“Anthropogenic methane emissions currently are larger than wetland emissions by a factor of about two, and our data show that we don’t need to be as concerned about large methane releases from old carbon reservoirs in response to future warming,” said Petrenko.  “Instead we should be more concerned about the methane that is being released from human activities now.”

45
Arctic sea ice / Re: "Stupid" Questions :o
« on: February 16, 2020, 06:05:42 PM »
Now that we are near the end of freezing season, I've noticed there are huge swings in daily extent gains, and even losses. Why is the behaviour of sea ice extent so wildly inconsistent around this time of year?

Why would you expect it to be stable? The ice can at this moment only expand into open ocean, where currents and contrary winds can and will cause large fluctuations. By far the biggest difference in extent from one day to another, and indeed from one year to another, during these winter months, is due to the vagaries of winds and have little or nothing to do with temperatures.

46
Arctic sea ice / Re: "Stupid" Questions :o
« on: February 10, 2020, 02:30:48 PM »
Would microwaving anything sent from China (unless that would damage it) do any good to make extra sure it is safe?
And how on earth would we know? Is this forum suddenly authoritative on virus pandemics and microbiology? My totally uninformed guess is that microwaving would make no difference, unless you soaked the package in water first (microwaves only work on water molecules), probably a good idea to deep-freeze it afterwards in 100 proof Tennesse whiskey!

47
Arctic sea ice / Re: "Stupid" Questions :o
« on: February 10, 2020, 09:05:08 AM »
I wonder if there is any limit to the stupidity, I guess not. The Internet is simply bristling with information, here is what the World Health Organisation has to say about receiving packages from China:
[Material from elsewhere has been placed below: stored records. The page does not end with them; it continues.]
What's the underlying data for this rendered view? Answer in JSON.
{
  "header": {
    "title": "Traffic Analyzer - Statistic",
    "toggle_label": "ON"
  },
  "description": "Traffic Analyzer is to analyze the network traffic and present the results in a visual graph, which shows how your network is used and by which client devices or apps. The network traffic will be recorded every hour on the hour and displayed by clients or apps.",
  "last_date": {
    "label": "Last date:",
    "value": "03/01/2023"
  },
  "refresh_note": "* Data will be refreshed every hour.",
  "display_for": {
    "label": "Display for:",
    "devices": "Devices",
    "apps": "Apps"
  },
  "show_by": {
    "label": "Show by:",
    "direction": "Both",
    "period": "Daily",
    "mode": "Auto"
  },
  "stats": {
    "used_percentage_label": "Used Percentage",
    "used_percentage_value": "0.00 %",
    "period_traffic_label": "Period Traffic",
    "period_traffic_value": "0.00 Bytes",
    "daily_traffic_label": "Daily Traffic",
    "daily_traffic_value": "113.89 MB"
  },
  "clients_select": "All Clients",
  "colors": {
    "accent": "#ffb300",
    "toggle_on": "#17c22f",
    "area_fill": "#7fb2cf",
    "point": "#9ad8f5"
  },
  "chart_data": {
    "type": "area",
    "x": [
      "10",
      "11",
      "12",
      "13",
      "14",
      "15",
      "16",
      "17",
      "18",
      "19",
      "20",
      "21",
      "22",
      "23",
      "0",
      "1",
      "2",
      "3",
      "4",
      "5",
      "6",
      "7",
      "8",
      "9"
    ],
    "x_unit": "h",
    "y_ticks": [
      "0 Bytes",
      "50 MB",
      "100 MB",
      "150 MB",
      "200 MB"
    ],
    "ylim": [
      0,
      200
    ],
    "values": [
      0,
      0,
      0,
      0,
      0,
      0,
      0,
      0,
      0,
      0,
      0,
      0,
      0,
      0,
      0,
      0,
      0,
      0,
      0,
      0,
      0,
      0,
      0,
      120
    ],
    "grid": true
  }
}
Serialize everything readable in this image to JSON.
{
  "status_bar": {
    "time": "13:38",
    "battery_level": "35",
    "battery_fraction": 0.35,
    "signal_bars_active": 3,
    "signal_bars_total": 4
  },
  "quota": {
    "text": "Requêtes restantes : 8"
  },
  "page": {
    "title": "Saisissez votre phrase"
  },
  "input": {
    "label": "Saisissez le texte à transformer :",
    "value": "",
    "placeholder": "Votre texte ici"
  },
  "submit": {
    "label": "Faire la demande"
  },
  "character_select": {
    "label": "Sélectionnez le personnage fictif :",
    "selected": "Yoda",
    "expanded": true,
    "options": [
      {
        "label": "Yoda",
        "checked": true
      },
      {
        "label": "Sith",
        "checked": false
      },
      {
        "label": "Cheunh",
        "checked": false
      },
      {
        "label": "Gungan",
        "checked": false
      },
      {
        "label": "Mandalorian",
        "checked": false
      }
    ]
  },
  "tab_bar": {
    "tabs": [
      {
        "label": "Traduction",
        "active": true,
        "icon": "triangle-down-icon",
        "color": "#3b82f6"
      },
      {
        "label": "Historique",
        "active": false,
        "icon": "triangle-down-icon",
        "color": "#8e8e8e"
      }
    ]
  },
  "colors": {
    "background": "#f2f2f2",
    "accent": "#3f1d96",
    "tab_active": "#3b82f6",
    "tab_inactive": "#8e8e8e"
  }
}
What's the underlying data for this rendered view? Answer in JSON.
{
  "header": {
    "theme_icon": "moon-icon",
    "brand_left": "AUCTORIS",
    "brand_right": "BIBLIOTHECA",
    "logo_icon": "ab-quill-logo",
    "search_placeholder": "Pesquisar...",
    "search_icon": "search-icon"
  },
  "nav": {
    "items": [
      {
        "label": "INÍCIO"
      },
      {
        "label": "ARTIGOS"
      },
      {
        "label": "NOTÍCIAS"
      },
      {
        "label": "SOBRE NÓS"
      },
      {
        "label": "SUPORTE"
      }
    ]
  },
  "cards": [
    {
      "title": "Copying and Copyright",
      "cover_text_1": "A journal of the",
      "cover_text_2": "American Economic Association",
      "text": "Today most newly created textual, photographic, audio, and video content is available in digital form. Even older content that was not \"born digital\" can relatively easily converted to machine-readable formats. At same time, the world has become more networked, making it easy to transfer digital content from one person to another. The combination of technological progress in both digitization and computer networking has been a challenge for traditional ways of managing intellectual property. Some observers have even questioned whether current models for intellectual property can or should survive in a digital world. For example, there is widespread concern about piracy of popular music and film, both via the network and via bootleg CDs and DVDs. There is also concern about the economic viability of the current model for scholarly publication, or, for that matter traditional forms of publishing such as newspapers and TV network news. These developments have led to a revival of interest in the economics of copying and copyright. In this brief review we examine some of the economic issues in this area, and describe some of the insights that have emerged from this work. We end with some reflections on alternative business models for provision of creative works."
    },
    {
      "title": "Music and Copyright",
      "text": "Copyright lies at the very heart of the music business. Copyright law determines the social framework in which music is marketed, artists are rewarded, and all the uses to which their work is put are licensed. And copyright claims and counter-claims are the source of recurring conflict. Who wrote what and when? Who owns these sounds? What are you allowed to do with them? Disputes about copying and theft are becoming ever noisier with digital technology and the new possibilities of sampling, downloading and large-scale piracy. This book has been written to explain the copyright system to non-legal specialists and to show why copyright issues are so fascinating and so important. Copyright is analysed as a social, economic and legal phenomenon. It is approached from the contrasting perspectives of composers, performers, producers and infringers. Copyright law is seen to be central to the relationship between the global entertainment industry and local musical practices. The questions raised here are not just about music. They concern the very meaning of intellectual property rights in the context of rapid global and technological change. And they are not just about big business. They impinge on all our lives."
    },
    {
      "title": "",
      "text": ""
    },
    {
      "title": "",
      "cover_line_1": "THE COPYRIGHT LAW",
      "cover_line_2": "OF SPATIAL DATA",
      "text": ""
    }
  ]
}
Quote
Yes, it is safe. People receiving packages from China are not at risk of contracting the new coronavirus. From previous analysis, we know coronaviruses do not survive long on objects, such as letters or packages.

48
Arctic sea ice / Re: "Stupid" Questions :o
« on: February 09, 2020, 06:28:24 PM »
If the Corona virus can survive for 9 days. And you order something on-line. And lets say that somebody sniezes on your stuff just before they ship it. It will be anywhere in half a day. Would it be able to survive the conditions in a airplaine ?

Well, I'd give it a try if you're really that curious. Order some used facemasks from the Wuhan hospital and breath through them while sleeping, and see what happens.

49
Arctic sea ice / Re: "Stupid" Questions :o
« on: February 09, 2020, 08:57:42 AM »
  If you want to really freak out, read about the first versions of new batch of CMIP6 climate models generating an ECS much higher than the previous generation.  Only a small portion of the CMIP6 models have published output yet, so this is still a developing story.

One at least of the reasons for the higher equilibrium of the new model runs is the inclusion of more robust data on cloud formation - by far the biggest unknown in the whole AGW saga. It turns out that rather than being neutral, cloud formation could well be a positive reinforcement in a warmer world.

An excellent overview is here, from a Yale Universtiy on-line publication.

50
Arctic sea ice / Re: The 2019/2020 freezing season
« on: February 07, 2020, 06:50:16 AM »
Moved from the data thread after a kindly reminder ...  8)

Before we all start to get too expressive about excessive extent, I'd like to point out that we are talking about comparatively small differences between the various years. Random weather effects  such as wind driven export could easily account for all the variation we see in the last decade.

And of course, as much cleverer people than me have decisively shown (I trust ...) there is absolutely no correlation with summer extent. Which tempts me to conclude that there is no correlation with temperatures either - i.e. winter extent will be more or less what we are seing now, with small random variations, until at some point in a (probably) distant future when winter refreezes doesn't manage to fill the entire Arctic.

Pages: [1] 2 3 ... 24